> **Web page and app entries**
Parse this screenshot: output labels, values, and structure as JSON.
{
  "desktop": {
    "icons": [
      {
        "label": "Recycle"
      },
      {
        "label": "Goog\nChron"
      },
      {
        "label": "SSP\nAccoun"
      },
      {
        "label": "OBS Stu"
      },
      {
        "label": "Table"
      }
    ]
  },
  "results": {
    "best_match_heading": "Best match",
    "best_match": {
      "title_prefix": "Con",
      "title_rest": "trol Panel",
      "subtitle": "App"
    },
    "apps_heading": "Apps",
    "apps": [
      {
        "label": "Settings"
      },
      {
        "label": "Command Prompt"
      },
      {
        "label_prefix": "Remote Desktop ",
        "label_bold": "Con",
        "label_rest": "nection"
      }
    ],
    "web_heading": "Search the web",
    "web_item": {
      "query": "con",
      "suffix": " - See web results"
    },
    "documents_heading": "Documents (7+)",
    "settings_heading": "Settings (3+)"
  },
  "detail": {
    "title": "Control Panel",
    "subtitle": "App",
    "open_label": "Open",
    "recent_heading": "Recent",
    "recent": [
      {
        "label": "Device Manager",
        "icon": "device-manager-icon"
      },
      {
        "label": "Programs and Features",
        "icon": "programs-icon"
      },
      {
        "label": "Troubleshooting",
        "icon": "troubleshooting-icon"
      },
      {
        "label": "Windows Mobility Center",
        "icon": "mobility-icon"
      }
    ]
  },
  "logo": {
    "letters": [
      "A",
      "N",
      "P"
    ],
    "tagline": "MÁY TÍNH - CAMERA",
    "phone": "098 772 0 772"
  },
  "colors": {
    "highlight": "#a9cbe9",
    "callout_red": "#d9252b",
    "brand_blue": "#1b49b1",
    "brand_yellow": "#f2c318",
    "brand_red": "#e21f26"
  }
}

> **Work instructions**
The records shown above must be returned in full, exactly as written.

> **Exercise result**
Parse this screenshot: output labels, values, and structure as JSON.
{
  "desktop": {
    "icons": [
      {
        "label": "Recycle"
      },
      {
        "label": "Goog\nChron"
      },
      {
        "label": "SSP\nAccoun"
      },
      {
        "label": "OBS Stu"
      },
      {
        "label": "Table"
      }
    ]
  },
  "results": {
    "best_match_heading": "Best match",
    "best_match": {
      "title_prefix": "Con",
      "title_rest": "trol Panel",
      "subtitle": "App"
    },
    "apps_heading": "Apps",
    "apps": [
      {
        "label": "Settings"
      },
      {
        "label": "Command Prompt"
      },
      {
        "label_prefix": "Remote Desktop ",
        "label_bold": "Con",
        "label_rest": "nection"
      }
    ],
    "web_heading": "Search the web",
    "web_item": {
      "query": "con",
      "suffix": " - See web results"
    },
    "documents_heading": "Documents (7+)",
    "settings_heading": "Settings (3+)"
  },
  "detail": {
    "title": "Control Panel",
    "subtitle": "App",
    "open_label": "Open",
    "recent_heading": "Recent",
    "recent": [
      {
        "label": "Device Manager",
        "icon": "device-manager-icon"
      },
      {
        "label": "Programs and Features",
        "icon": "programs-icon"
      },
      {
        "label": "Troubleshooting",
        "icon": "troubleshooting-icon"
      },
      {
        "label": "Windows Mobility Center",
        "icon": "mobility-icon"
      }
    ]
  },
  "logo": {
    "letters": [
      "A",
      "N",
      "P"
    ],
    "tagline": "MÁY TÍNH - CAMERA",
    "phone": "098 772 0 772"
  },
  "colors": {
    "highlight": "#a9cbe9",
    "callout_red": "#d9252b",
    "brand_blue": "#1b49b1",
    "brand_yellow": "#f2c318",
    "brand_red": "#e21f26"
  }
}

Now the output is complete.